- For sale by owner (FSBO): Selling on your own increases your legal risk and demands more time, effort, and knowledge to navigate the complexities of selling a home. But you’ll save the cost of paying a listing agent (you’d still pay a commission to the buyer’s agent).
- Discount brokerages: Think of discount brokerages as budget-friendly realtors. You’ll pay a lower-than-standard fee to a listing agent going this route. The trade-off? You decrease your chances of selling for the best price because discount agents are usually desperate for business and will rush your sale to quickly get a check — or they handle a high volume of transactions and are focused on scoring their next listing.
- Flat-fee MLS services: The MLS (Multiple Listing Service) is a database where real estate agents list properties for sale. You can pay a one-time fee to list your house on the MLS without full broker representation. This means you’ll reach a wider audience while retaining more control and responsibility over the home-selling process.
- Limited or à la carte realtor services: Some agents offer customizable packages where you can choose services that match your needs. This can be a cheaper route.
You should consider one of these options if you don’t see the value in working with a traditional realtor to sell your home.
But you should also consider your financial goals and what you’re comfortable with.
Are you okay with a realtor who might not prioritize your sale?
Can you market your property effectively?
Navigate real estate laws and regulations?
Manage a complex closing process?
The path you choose should reflect your needs and financial goals.
Now, you’ve got a handle on the costs of hiring a realtor.

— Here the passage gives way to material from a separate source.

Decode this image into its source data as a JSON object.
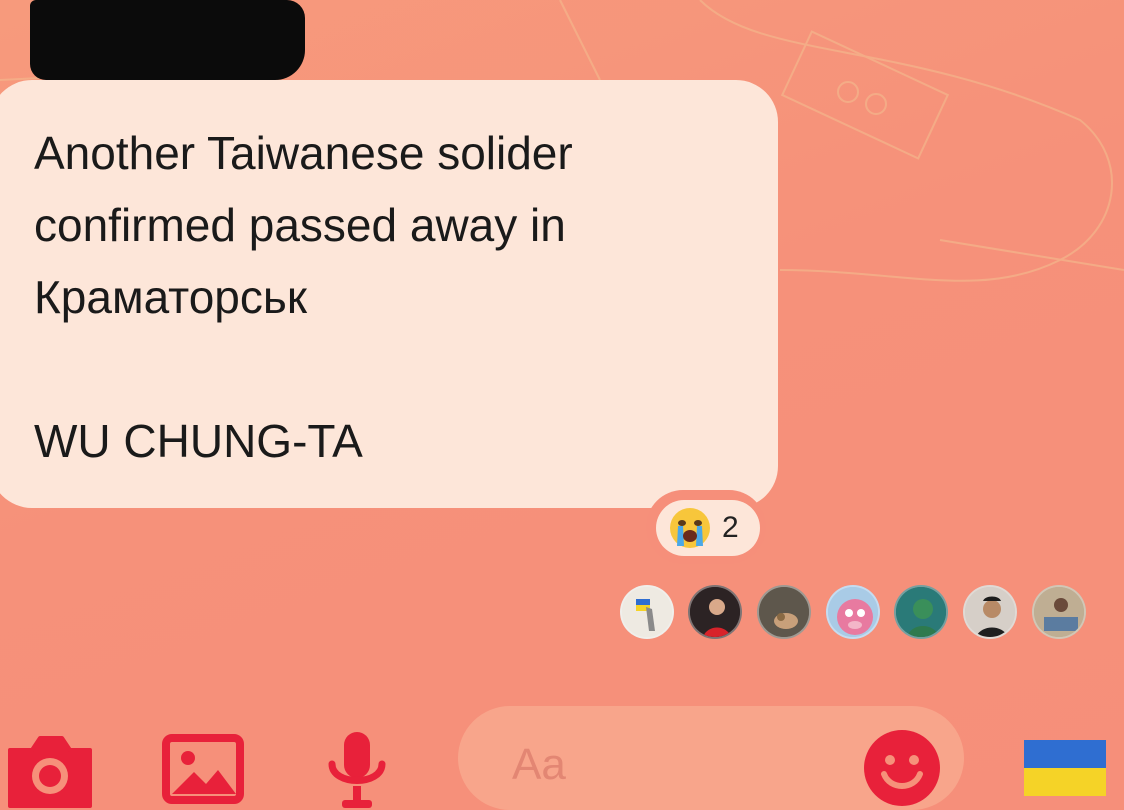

You understand typical realtor commissions.
You know the factors that can influence these fees.
You’re ready to negotiate those rates if needed.
You’re aware of the extra costs associated with selling a house.
And you’re informed about alternatives to traditional real estate agents.
Your next step in selling your home?
Knowing when to contact a realtor.